We must fight the next election on defence and expose Labour’s dangerous position on Trident
With Corbyn a lifelong pacifist and opponent of the UK strategic nuclear deterrent, Conservative MPs might want to rethink the judgment that there are no votes in defence, writes Julian Lewis MP
Working at the Conservative Research Department in the 1990s, I came across some striking opinion poll findings: if a group was asked to choose which of the two main parties it trusted more on particular policy areas, it gave widely differing answers according to the various subjects considered.
Two policy areas stood out, above all: on health the Labour party was hugely more trusted than the Conservatives, and on defence the Conservatives were hugely more trusted than Labour. Yet, these were the very same people whose trust in each party varied so markedly according to which policy area was presented to them. From this it followed that a general election prominently featuring defence rather than health would be far more likely to result in a Conservative victory, and vice versa.
In other words, it is better to fight on your strongest ground, and your opponents’ weakest, rather than the reverse. Indeed, the truth of the theory had already been demonstrated in the 1983 and 1987 general election campaigns. Michael Foot’s and Neil Kinnock’s one-sided nuclear disarmament pledges had been central to both and had helped to deliver landslide victories for Margaret Thatcher. Unilateralism was Labour’s electoral albatross.
Conservatives should be doing more to highlight defence. It still ought to be their strongest subject, especially since the installation of Jeremy Corbyn as Labour leader – much to the consternation of many moderate Labour MPs.
Jeremy is a lifelong opponent of the UK strategic nuclear deterrent. He joined the unilateralist Campaign for Nuclear Disarmament (CND) over 50 years ago, subsequently serving as its vice-chairman until appointed as a CND vice-president in October 2015. That happened a month after he won the Labour leadership election.
Most Labour MPs strongly supported the renewal of our Trident submarine fleet when, on 18 July 2016, the Commons approved it by a massive 355-vote majority. Nevertheless, their own leader has made it absolutely clear that – regardless of Labour’s official policy to keep the nuclear deterrent – he as prime minister would never allow any of its missiles to be launched.

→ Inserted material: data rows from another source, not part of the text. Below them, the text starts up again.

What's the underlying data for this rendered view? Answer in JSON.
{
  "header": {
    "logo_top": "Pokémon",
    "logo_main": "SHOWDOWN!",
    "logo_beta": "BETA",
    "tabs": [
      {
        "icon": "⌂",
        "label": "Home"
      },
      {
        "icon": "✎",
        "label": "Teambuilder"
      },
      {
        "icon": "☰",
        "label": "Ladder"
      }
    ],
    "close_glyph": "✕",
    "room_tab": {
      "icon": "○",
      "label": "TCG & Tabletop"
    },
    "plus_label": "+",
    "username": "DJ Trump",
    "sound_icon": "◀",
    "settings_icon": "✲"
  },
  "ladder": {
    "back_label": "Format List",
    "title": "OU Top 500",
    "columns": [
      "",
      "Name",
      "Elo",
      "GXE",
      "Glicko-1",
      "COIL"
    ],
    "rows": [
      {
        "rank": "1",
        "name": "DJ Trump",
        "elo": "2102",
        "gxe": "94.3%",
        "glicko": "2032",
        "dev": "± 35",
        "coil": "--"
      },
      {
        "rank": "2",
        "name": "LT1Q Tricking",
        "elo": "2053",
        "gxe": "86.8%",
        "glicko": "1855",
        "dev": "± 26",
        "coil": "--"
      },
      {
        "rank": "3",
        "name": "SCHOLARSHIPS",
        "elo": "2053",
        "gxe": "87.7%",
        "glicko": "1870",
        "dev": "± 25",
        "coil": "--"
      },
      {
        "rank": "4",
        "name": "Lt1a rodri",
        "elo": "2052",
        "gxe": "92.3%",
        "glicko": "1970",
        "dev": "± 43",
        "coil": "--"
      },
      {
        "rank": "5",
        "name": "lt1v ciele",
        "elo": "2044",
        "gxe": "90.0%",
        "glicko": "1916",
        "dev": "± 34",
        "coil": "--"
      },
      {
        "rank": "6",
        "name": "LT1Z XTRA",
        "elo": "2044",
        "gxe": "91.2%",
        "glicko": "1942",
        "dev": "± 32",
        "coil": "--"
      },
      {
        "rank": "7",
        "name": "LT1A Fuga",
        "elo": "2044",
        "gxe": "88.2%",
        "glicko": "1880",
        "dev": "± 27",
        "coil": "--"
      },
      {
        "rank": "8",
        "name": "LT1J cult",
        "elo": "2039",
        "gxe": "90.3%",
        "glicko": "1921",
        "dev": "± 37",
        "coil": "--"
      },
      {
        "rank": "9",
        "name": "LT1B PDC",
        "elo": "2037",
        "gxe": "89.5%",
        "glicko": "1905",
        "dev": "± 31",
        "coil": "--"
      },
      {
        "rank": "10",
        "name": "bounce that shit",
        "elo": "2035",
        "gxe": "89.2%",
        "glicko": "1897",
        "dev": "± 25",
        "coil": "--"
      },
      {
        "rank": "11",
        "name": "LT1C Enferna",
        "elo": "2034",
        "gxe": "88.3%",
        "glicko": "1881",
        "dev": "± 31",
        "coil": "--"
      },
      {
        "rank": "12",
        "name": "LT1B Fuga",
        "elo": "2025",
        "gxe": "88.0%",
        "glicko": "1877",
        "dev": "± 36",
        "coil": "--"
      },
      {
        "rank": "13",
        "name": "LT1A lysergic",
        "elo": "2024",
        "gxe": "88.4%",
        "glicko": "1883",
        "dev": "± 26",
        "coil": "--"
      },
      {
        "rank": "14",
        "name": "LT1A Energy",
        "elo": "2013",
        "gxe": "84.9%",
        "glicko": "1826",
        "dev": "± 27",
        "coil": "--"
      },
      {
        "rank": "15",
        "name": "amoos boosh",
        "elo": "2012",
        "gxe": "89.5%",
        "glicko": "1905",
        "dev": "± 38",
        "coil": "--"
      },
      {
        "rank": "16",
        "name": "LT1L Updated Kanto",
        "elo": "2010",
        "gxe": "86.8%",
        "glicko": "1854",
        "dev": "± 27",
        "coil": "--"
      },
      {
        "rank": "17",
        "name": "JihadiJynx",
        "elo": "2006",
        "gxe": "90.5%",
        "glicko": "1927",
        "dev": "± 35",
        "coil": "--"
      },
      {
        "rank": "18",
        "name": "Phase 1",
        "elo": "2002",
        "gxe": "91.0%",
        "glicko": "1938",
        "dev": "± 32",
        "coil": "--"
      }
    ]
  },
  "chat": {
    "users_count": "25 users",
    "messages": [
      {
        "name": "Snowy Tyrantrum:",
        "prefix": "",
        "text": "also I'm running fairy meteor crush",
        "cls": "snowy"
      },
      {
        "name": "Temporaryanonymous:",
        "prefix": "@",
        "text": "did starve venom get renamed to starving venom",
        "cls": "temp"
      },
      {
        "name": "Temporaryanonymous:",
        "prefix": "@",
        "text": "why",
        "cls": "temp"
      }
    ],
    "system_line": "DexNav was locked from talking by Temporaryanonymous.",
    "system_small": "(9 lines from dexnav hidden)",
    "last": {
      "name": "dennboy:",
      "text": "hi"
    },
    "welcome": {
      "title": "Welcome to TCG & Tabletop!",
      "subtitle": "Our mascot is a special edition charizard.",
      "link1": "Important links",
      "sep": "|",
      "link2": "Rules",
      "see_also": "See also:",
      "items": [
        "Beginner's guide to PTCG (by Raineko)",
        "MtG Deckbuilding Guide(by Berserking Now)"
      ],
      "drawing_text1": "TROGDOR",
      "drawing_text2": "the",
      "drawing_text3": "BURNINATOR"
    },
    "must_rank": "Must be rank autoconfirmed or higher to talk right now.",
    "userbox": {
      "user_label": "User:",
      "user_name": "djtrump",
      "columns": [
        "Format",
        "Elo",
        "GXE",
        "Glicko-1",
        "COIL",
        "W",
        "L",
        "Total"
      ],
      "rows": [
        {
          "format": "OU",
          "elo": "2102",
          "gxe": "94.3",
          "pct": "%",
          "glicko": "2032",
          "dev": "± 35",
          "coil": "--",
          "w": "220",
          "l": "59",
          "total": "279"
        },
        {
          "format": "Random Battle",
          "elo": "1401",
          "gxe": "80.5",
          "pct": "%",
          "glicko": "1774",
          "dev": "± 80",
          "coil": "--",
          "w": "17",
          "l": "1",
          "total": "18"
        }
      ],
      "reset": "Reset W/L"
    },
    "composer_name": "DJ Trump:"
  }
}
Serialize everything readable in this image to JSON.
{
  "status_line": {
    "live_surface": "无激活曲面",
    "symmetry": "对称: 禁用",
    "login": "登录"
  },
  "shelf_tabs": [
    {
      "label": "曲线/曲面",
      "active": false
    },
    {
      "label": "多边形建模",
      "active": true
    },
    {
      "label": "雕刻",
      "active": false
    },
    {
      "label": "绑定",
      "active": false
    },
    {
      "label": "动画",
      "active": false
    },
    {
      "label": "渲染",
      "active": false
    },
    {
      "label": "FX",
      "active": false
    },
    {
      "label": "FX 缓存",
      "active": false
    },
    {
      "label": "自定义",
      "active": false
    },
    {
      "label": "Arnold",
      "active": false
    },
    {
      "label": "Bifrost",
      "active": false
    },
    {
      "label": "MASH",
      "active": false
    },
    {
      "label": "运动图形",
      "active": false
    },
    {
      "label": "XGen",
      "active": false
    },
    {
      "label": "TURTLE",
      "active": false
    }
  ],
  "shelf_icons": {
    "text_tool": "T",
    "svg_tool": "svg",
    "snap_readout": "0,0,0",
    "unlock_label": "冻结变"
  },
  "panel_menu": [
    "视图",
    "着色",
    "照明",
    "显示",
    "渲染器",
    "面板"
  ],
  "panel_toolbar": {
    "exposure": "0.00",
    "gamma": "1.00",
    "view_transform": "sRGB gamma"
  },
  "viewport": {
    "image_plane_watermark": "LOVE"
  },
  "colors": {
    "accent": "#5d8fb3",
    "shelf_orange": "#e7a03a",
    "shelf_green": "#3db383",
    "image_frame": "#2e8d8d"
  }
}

Having debated this subject with Jeremy many times, both inside and outside Parliament, I have no doubt of the depth and sincerity of this commitment. Consequently, there can be no mystery at all about the contents of the letters he would write to the commanding officers of our four Trident submarines, to be opened if a nuclear strike against the United Kingdom wiped out the government.
Another general election is not far away, though the Fixed-Term Parliaments Act may delay it longer than we like. When it arrives, the ‘internal contradiction’ of Labour’s nuclear weapons policy (as the Marxists might say) will become lethally clear. The official opposition will campaign to keep an ultimate deterrent which cannot deter anyone who knows that its leader has set his face against nuclear retaliation to nuclear aggression.
Too many Conservatives have convinced themselves that there are no votes in defence – a self-fulfilling prophecy if they insist on allowing the next election to be fought on Labour’s ‘strong-ground’ issues, rather than their own.
We are living in an age of Russian revanchism which has already led to territorial seizures from non-NATO states. When the Defence Committee visited Estonia recently, we were told in no uncertain terms that a similar land-grab would have happened there, but for the deterrent effect of NATO membership.
In the case of Brexit, we see Parliamentarians struggling to reconcile their own opinions with a previous pledge to accept the referendum result. It is an internal contradiction, and internal contradictions bring chaos.
Where the nuclear deterrent is concerned, decent dedicated pro-defence Labour MPs will face another one. They will be asked: “what was the point of voting to renew the Trident deterrent fleet – Labour’s official policy – when your own leader is utterly determined never to let it retaliate to a nuclear attack on our country?”
I wish them luck in finding a credible answer.
Julian Lewis is Conservative MP for New Forest East and chair of the Defence Committee